A watchdog group in Washington is telling the Federal Communication Commission that the hacking scandal plaguing Rupert Murdoch’s News Corp. is enough reason to revoke the media mogul’s broadcasting license in the States.

The Citizens for Responsibility and Ethics in Washington (CREW) sent a letter to the FCC this week demanding that the federal agency that oversees America’s airwaves suspend the more than two dozen licenses issued to News Corp. that permits them to publish content to Fox affiliates from coast-to-coast. Citing a recent review by Great Britain’s House of Commons Culture, Media and Sport Committee, CREW insists that the condemnation out of the UK is enough reason to come down on News Corp. state-side.

“Under US law, broadcast frequencies may be used only by people of good ‘character,’ who will serve ‘the public interest,’ and speak with ‘candor’,” reads the press release issued on Monday from CREW’s DC office. “Significant character deficiencies may warrant disqualification from holding a license.”

CREW calls into question particular remarks made overseas last month regarding the flawed policies that have almost caused the collapse of the News Corp. empire. Since being linked to an in-depth phone hacking scandal in the UK, not only was Murdoch forced to fold his New of the World periodical but a handful of top-ranking employees under his massive media empire have been forced to resign from their high-paying positions. After going before investigators in the UK last month, Murdoch’s reign over American media may be at risk over remarks made about the News Corp. owner.

Not only did the UK Committee come to a consensus that both Rupert and Hames Murdoch ignored illicit activity within the ranks of News.

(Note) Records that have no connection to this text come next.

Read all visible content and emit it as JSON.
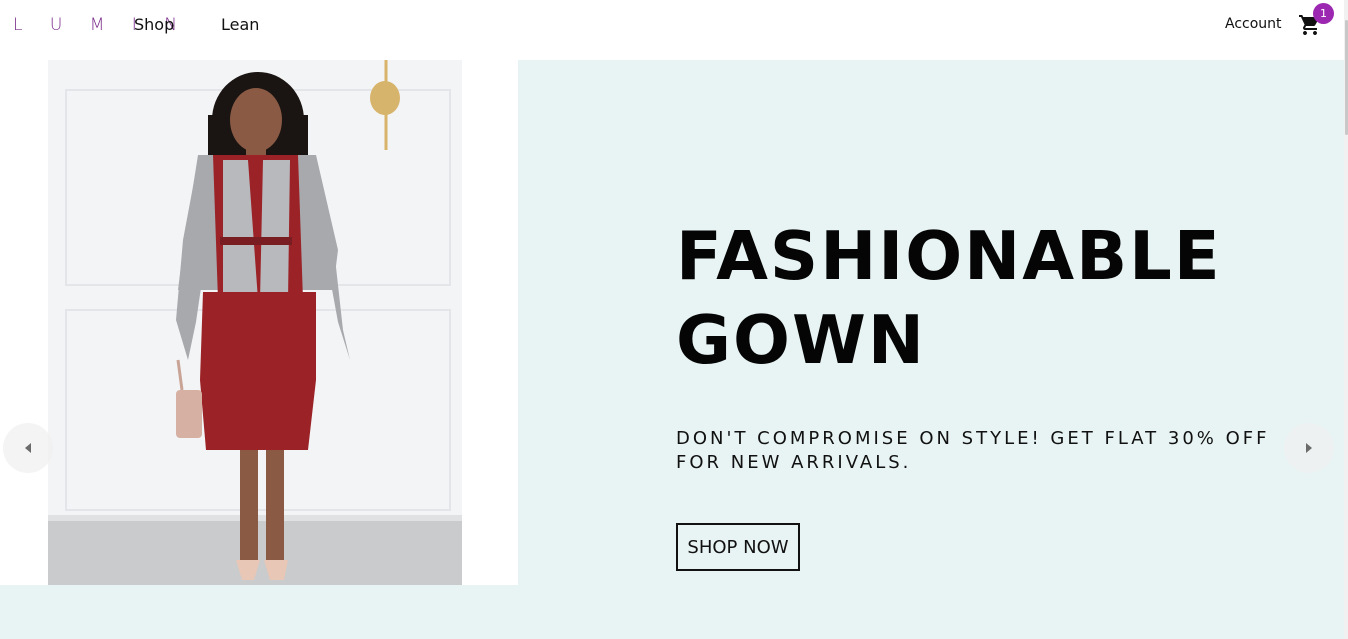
{
  "nav": {
    "brand": "L U M I N",
    "links": [
      "Shop",
      "Lean"
    ],
    "account": "Account",
    "cart_count": "1"
  },
  "hero": {
    "headline_line1": "FASHIONABLE",
    "headline_line2": "GOWN",
    "subtext_line1": "DON'T COMPROMISE ON STYLE! GET FLAT 30% OFF",
    "subtext_line2": "FOR NEW ARRIVALS.",
    "cta": "SHOP NOW"
  },
  "colors": {
    "brand": "#7b2d8b",
    "badge": "#9c27b0",
    "hero_bg": "#e8f3f3",
    "dress": "#9b2226"
  },
  "icons": {
    "cart": "shopping-cart-icon",
    "prev": "chevron-left-icon",
    "next": "chevron-right-icon"
  }
}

Corp, but the investigators deemed the CEO’s testimony “barely credible.”

Additionally, the Committee concluded that Murdoch was “not a fit person to exercise stewardship of a major international company.”

“The Commons Committee report concluded Rupert Murdoch ‘did not take steps to become fully informed about phone hacking’ committed by News International journalists and ‘turned a blind eye and exhibited willful blindness to what was going on in his companies and publications,’” explains CREW this week. “Similarly, the committee found that James Murdoch exhibited a ‘lack of curiosity…willful ignorance even,’ regarding the hacking crisis”.

“The House of Commons report makes clear that both Rupert and James Murdoch were complicit in New Corp.’s illegal activities. If the Murdochs don’t meet the British standards of character test, it is hard to see how they can meet the American standard,” adds CREW Executive Director Melanie Sloan.

CREW also says that, based on evidence uncovered as early as last summer, the watchdog group asked the United States Congress to consider opening an investigation on News Corp. last summer.

“Based on emerging evidence that News Corp. had engaged in extensive and illegal phone hacking, CREW previously sent a letter to the House and Senate Commerce Committees in July 2011 requesting congressional hearings on this matter.”

In the last 12 months, both the US Justice Department and the Federal Bureau of Investigation have considered News Corp’s role in illicit behavior in America. Now after the probe overseas, CREW is asking the FCC to revoke 27 separate licenses issued to Fox channels in the US.

“News Corp. has a pattern of outrageous and illegal conduct, including bribery, wire fraud, computer, and phone hacking,” adds Sloan.“If the FCC won’t act to revoke Fox’s broadcast licenses, Congress should immediately hold hearings. Retaining U.S. broadcast licenses is a privilege, not a right.”